On New Year’s Eve 1963, a curious 16-year-old budding guitarist was wandering around a back alley in Palo Alto, California when he heard someone playing a banjo at a local music store. The banjo player was waiting for his music students to show up for their lessons, seemingly oblivious to the fact it was New Year’s Eve, and his students were likely out celebrating.
The budding young guitarist was Bob Weir, and the banjo player was Jerry Garcia. The pair took advantage of the fact that they had access to a full selection of instruments at the store and they jammed all night long. That was the beginning of a relationship that spawned the consummate and pioneering jam band, The Grateful Dead.
Weir will be in Buffalo at Shea’s Performing Arts Center on Friday with his latest project, Bob Weir & Wolf Bros. The three-piece outfit includes Weir, bassist Don Was and drummer Jay Lane. Was is perhaps best known for his stint in the group Was (Not Was), who had a hit with “Walk the Dinosaur” in 1987. Was is also a multiple Grammy Award-winning record producer. Lane has performed with Weir in Ratdog, and is the former drummer of Primus.
Even before the death of Jerry Garcia, Weir has blazed his own musical trail. In The Grateful Dead, Weir handled rhythm guitar and sang lead vocal on many of the band’s most iconic numbers, including “Truckin’” and “Sugar Magnolia.” Weir’s deep and powerful vocals provided a nice contrast to Garcia’s softer and higher pitched vocals.
Weir released his first solo album, “Ace” in 1972, and appeared on albums with Kingfish in 1976, and Bobby and the Midnites in 1981. Much of the material on “Ace” became staples in the Grateful Dead’s live set, including “Playing in the Band,” “Mexicali Blues” and “One More Saturday Night.”
Bobby and the Midnites were a popular live act, they had a heavy jazz influence and at one time featured the rhythm section from Weather Report, bassist Alphonso Johnson and drummer Billy Cobham.
By 1995 The Grateful Dead were one of the largest concert draws in the world, and were headlining shows in stadiums (they performed at Rich Stadium five times). On Aug. 9, 1995, Jerry Garcia died of a heart attack. Garcia was 53 years old. The band split up and did not perform under the Grateful Dead moniker for 20 years.
Weir had already formed RatDog before Garcia’s death-the group would take on a larger significance after The Grateful Dead disbanded. Weir carried on the band’s legacy in groups that performed Grateful Dead material and featured the surviving members. Those groups toured under names like The Other Ones, The Dead, and Further. His latest Dead related outfit is called Dead & Company.

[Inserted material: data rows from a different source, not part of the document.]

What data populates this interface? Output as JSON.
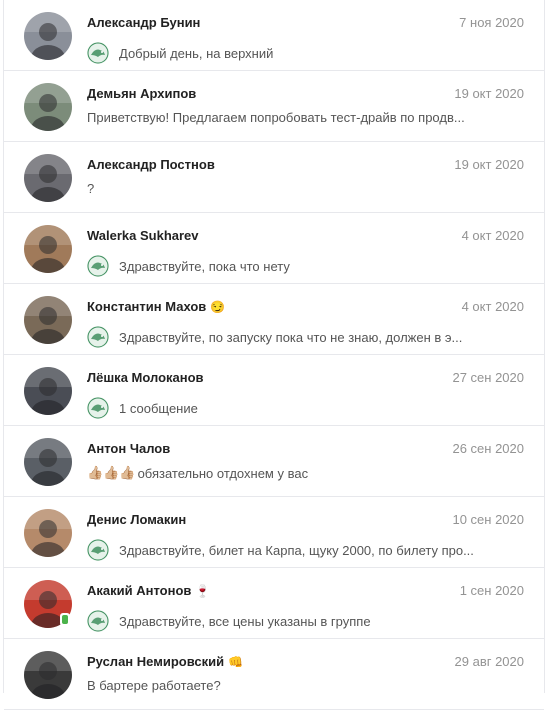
{
  "dialogs": [
    {
      "name": "Александр Бунин",
      "emoji": "",
      "date": "7 ноя 2020",
      "message": "Добрый день, на верхний",
      "has_mini_avatar": true,
      "online": false
    },
    {
      "name": "Демьян Архипов",
      "emoji": "",
      "date": "19 окт 2020",
      "message": "Приветствую! Предлагаем попробовать тест-драйв по продв...",
      "has_mini_avatar": false,
      "online": false
    },
    {
      "name": "Александр Постнов",
      "emoji": "",
      "date": "19 окт 2020",
      "message": "?",
      "has_mini_avatar": false,
      "online": false
    },
    {
      "name": "Walerka Sukharev",
      "emoji": "",
      "date": "4 окт 2020",
      "message": "Здравствуйте, пока что нету",
      "has_mini_avatar": true,
      "online": false
    },
    {
      "name": "Константин Махов",
      "emoji": "😏",
      "date": "4 окт 2020",
      "message": "Здравствуйте, по запуску пока что не знаю, должен в э...",
      "has_mini_avatar": true,
      "online": false
    },
    {
      "name": "Лёшка Молоканов",
      "emoji": "",
      "date": "27 сен 2020",
      "message": "1 сообщение",
      "has_mini_avatar": true,
      "online": false
    },
    {
      "name": "Антон Чалов",
      "emoji": "",
      "date": "26 сен 2020",
      "message": "обязательно отдохнем у вас",
      "prefix_emoji": "👍🏼👍🏼👍🏼",
      "has_mini_avatar": false,
      "online": false
    },
    {
      "name": "Денис Ломакин",
      "emoji": "",
      "date": "10 сен 2020",
      "message": "Здравствуйте, билет на Карпа, щуку 2000, по билету про...",
      "has_mini_avatar": true,
      "online": false
    },
    {
      "name": "Акакий Антонов",
      "emoji": "🍷",
      "date": "1 сен 2020",
      "message": "Здравствуйте, все цены указаны в группе",
      "has_mini_avatar": true,
      "online": true
    },
    {
      "name": "Руслан Немировский",
      "emoji": "👊",
      "date": "29 авг 2020",
      "message": "В бартере работаете?",
      "has_mini_avatar": false,
      "online": false
    }
  ],
  "avatar_colors": [
    "#8a8f99",
    "#7c8c7a",
    "#6a6a70",
    "#a07a5a",
    "#7a6a58",
    "#4a4d55",
    "#5a5f66",
    "#b58a6a",
    "#c43b2e",
    "#3a3a3a"
  ],
  "mini_avatar_color": "#e6f2ea",
  "mini_avatar_accent": "#3f8f5f"
}
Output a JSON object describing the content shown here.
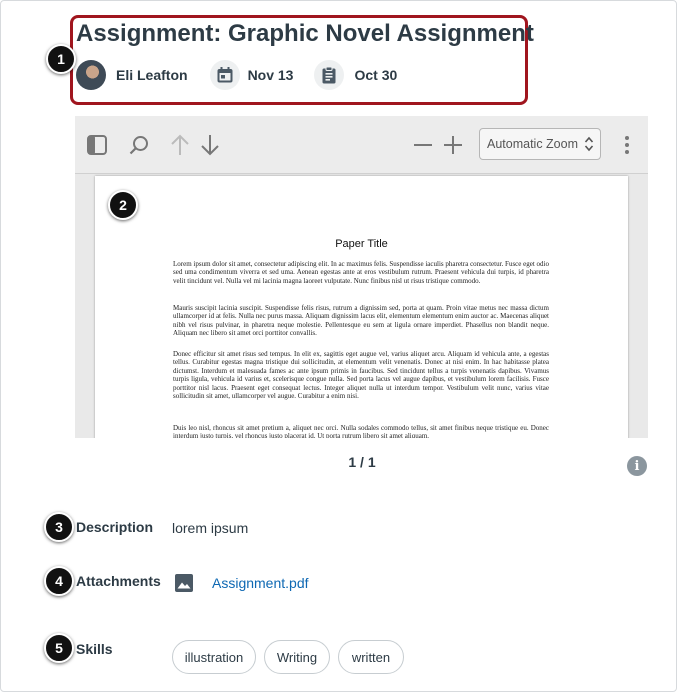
{
  "header": {
    "title": "Assignment: Graphic Novel Assignment",
    "author": "Eli Leafton",
    "due_date": "Nov 13",
    "submitted_date": "Oct 30"
  },
  "viewer": {
    "zoom": "Automatic Zoom",
    "page_indicator": "1 / 1",
    "document": {
      "title": "Paper Title",
      "paragraphs": [
        "Lorem ipsum dolor sit amet, consectetur adipiscing elit. In ac maximus felis. Suspendisse iaculis pharetra consectetur. Fusce eget odio sed uma condimentum viverra et sed uma. Aenean egestas ante at eros vestibulum rutrum. Praesent vehicula dui turpis, id pharetra velit tincidunt vel. Nulla vel mi lacinia magna laoreet vulputate. Nunc finibus nisl ut risus tristique commodo.",
        "Mauris suscipit lacinia suscipit. Suspendisse felis risus, rutrum a dignissim sed, porta at quam. Proin vitae metus nec massa dictum ullamcorper id at felis. Nulla nec purus massa. Aliquam dignissim lacus elit, elementum elementum enim auctor ac. Maecenas aliquet nibh vel risus pulvinar, in pharetra neque molestie. Pellentesque eu sem at ligula ornare imperdiet. Phasellus non blandit neque. Aliquam nec libero sit amet orci porttitor convallis.",
        "Donec efficitur sit amet risus sed tempus. In elit ex, sagittis eget augue vel, varius aliquet arcu. Aliquam id vehicula ante, a egestas tellus. Curabitur egestas magna tristique dui sollicitudin, at elementum velit venenatis. Donec at nisi enim. In hac habitasse platea dictumst. Interdum et malesuada fames ac ante ipsum primis in faucibus. Sed tincidunt tellus a turpis venenatis dapibus. Vivamus turpis ligula, vehicula id varius et, scelerisque congue nulla. Sed porta lacus vel augue dapibus, et vestibulum lorem facilisis. Fusce porttitor nisl lacus. Praesent eget consequat lectus. Integer aliquet nulla ut interdum tempor. Vestibulum velit nunc, varius vitae sollicitudin sit amet, ullamcorper vel augue. Curabitur a enim nisi.",
        "Duis leo nisl, rhoncus sit amet pretium a, aliquet nec orci. Nulla sodales commodo tellus, sit amet finibus neque tristique eu. Donec interdum justo turpis, vel rhoncus justo placerat id. Ut porta rutrum libero sit amet aliquam."
      ]
    }
  },
  "details": {
    "description_label": "Description",
    "description_value": "lorem ipsum",
    "attachments_label": "Attachments",
    "attachment_file": "Assignment.pdf",
    "skills_label": "Skills",
    "skills": [
      "illustration",
      "Writing",
      "written"
    ]
  },
  "callouts": [
    "1",
    "2",
    "3",
    "4",
    "5"
  ],
  "icons": {
    "due": "calendar-icon",
    "submitted": "clipboard-icon",
    "attachment": "image-file-icon",
    "info": "info-icon"
  },
  "colors": {
    "highlight_border": "#a0151e",
    "link": "#0e68b3",
    "text": "#2d3b45"
  }
}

Bob’s role in Bob Weir & Wolf Bros is unique since he is the group’s only guitarist. Most fans know Weir as a rhythm guitar player; the Wolf Bros project gives fans a chance to hear Weir play healthy doses of lead guitar. That should make for a unique night of music from a performer that has made a career out of unique performances.
Thom Jennings covers the local music scene for Night and Day.